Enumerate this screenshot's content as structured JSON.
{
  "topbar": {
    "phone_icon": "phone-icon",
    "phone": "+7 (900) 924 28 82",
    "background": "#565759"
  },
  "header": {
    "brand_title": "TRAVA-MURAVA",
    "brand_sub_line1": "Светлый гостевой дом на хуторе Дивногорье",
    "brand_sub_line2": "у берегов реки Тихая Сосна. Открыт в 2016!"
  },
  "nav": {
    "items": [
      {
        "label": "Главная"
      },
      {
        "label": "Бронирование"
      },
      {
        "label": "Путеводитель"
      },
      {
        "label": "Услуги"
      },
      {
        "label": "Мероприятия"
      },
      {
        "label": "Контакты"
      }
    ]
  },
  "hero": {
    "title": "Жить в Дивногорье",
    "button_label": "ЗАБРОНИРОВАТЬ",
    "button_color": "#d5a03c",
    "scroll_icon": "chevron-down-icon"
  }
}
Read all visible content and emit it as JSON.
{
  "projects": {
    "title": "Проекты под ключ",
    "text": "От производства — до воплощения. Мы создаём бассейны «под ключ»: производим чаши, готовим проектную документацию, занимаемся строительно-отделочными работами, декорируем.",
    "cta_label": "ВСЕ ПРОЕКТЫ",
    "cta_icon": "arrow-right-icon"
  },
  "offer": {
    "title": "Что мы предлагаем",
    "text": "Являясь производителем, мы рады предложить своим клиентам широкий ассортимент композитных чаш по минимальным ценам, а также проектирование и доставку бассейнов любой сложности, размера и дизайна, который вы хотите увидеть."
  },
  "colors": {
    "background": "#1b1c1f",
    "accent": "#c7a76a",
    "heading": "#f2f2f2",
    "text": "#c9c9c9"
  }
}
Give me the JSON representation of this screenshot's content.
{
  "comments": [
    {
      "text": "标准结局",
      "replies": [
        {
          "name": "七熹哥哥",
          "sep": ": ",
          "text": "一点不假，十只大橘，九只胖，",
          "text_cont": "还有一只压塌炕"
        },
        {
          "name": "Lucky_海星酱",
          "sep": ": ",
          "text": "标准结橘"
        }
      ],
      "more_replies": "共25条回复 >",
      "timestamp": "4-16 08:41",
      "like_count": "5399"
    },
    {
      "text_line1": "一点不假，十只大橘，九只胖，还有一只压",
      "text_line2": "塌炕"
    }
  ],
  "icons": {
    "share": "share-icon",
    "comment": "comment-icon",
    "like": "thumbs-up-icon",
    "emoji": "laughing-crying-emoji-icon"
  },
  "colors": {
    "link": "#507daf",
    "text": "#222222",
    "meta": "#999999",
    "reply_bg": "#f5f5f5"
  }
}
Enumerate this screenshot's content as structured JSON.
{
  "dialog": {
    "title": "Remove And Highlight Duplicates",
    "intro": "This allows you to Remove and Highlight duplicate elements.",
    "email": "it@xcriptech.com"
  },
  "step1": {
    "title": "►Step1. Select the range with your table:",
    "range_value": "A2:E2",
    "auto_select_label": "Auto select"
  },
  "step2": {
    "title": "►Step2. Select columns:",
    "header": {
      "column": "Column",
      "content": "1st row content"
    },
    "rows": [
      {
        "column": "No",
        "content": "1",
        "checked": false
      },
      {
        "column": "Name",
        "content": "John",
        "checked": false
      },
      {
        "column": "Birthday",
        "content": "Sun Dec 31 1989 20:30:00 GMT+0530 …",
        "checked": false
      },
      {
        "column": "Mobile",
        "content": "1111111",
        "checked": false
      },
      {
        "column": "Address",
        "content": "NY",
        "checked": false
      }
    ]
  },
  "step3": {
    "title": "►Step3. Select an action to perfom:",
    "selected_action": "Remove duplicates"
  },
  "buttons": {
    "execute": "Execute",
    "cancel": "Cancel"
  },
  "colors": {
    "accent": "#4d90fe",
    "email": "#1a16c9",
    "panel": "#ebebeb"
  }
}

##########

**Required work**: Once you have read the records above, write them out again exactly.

**Result of this task**:
Enumerate this screenshot's content as structured JSON.
{
  "topbar": {
    "phone_icon": "phone-icon",
    "phone": "+7 (900) 924 28 82",
    "background": "#565759"
  },
  "header": {
    "brand_title": "TRAVA-MURAVA",
    "brand_sub_line1": "Светлый гостевой дом на хуторе Дивногорье",
    "brand_sub_line2": "у берегов реки Тихая Сосна. Открыт в 2016!"
  },
  "nav": {
    "items": [
      {
        "label": "Главная"
      },
      {
        "label": "Бронирование"
      },
      {
        "label": "Путеводитель"
      },
      {
        "label": "Услуги"
      },
      {
        "label": "Мероприятия"
      },
      {
        "label": "Контакты"
      }
    ]
  },
  "hero": {
    "title": "Жить в Дивногорье",
    "button_label": "ЗАБРОНИРОВАТЬ",
    "button_color": "#d5a03c",
    "scroll_icon": "chevron-down-icon"
  }
}
Read all visible content and emit it as JSON.
{
  "projects": {
    "title": "Проекты под ключ",
    "text": "От производства — до воплощения. Мы создаём бассейны «под ключ»: производим чаши, готовим проектную документацию, занимаемся строительно-отделочными работами, декорируем.",
    "cta_label": "ВСЕ ПРОЕКТЫ",
    "cta_icon": "arrow-right-icon"
  },
  "offer": {
    "title": "Что мы предлагаем",
    "text": "Являясь производителем, мы рады предложить своим клиентам широкий ассортимент композитных чаш по минимальным ценам, а также проектирование и доставку бассейнов любой сложности, размера и дизайна, который вы хотите увидеть."
  },
  "colors": {
    "background": "#1b1c1f",
    "accent": "#c7a76a",
    "heading": "#f2f2f2",
    "text": "#c9c9c9"
  }
}
Give me the JSON representation of this screenshot's content.
{
  "comments": [
    {
      "text": "标准结局",
      "replies": [
        {
          "name": "七熹哥哥",
          "sep": ": ",
          "text": "一点不假，十只大橘，九只胖，",
          "text_cont": "还有一只压塌炕"
        },
        {
          "name": "Lucky_海星酱",
          "sep": ": ",
          "text": "标准结橘"
        }
      ],
      "more_replies": "共25条回复 >",
      "timestamp": "4-16 08:41",
      "like_count": "5399"
    },
    {
      "text_line1": "一点不假，十只大橘，九只胖，还有一只压",
      "text_line2": "塌炕"
    }
  ],
  "icons": {
    "share": "share-icon",
    "comment": "comment-icon",
    "like": "thumbs-up-icon",
    "emoji": "laughing-crying-emoji-icon"
  },
  "colors": {
    "link": "#507daf",
    "text": "#222222",
    "meta": "#999999",
    "reply_bg": "#f5f5f5"
  }
}
Enumerate this screenshot's content as structured JSON.
{
  "dialog": {
    "title": "Remove And Highlight Duplicates",
    "intro": "This allows you to Remove and Highlight duplicate elements.",
    "email": "it@xcriptech.com"
  },
  "step1": {
    "title": "►Step1. Select the range with your table:",
    "range_value": "A2:E2",
    "auto_select_label": "Auto select"
  },
  "step2": {
    "title": "►Step2. Select columns:",
    "header": {
      "column": "Column",
      "content": "1st row content"
    },
    "rows": [
      {
        "column": "No",
        "content": "1",
        "checked": false
      },
      {
        "column": "Name",
        "content": "John",
        "checked": false
      },
      {
        "column": "Birthday",
        "content": "Sun Dec 31 1989 20:30:00 GMT+0530 …",
        "checked": false
      },
      {
        "column": "Mobile",
        "content": "1111111",
        "checked": false
      },
      {
        "column": "Address",
        "content": "NY",
        "checked": false
      }
    ]
  },
  "step3": {
    "title": "►Step3. Select an action to perfom:",
    "selected_action": "Remove duplicates"
  },
  "buttons": {
    "execute": "Execute",
    "cancel": "Cancel"
  },
  "colors": {
    "accent": "#4d90fe",
    "email": "#1a16c9",
    "panel": "#ebebeb"
  }
}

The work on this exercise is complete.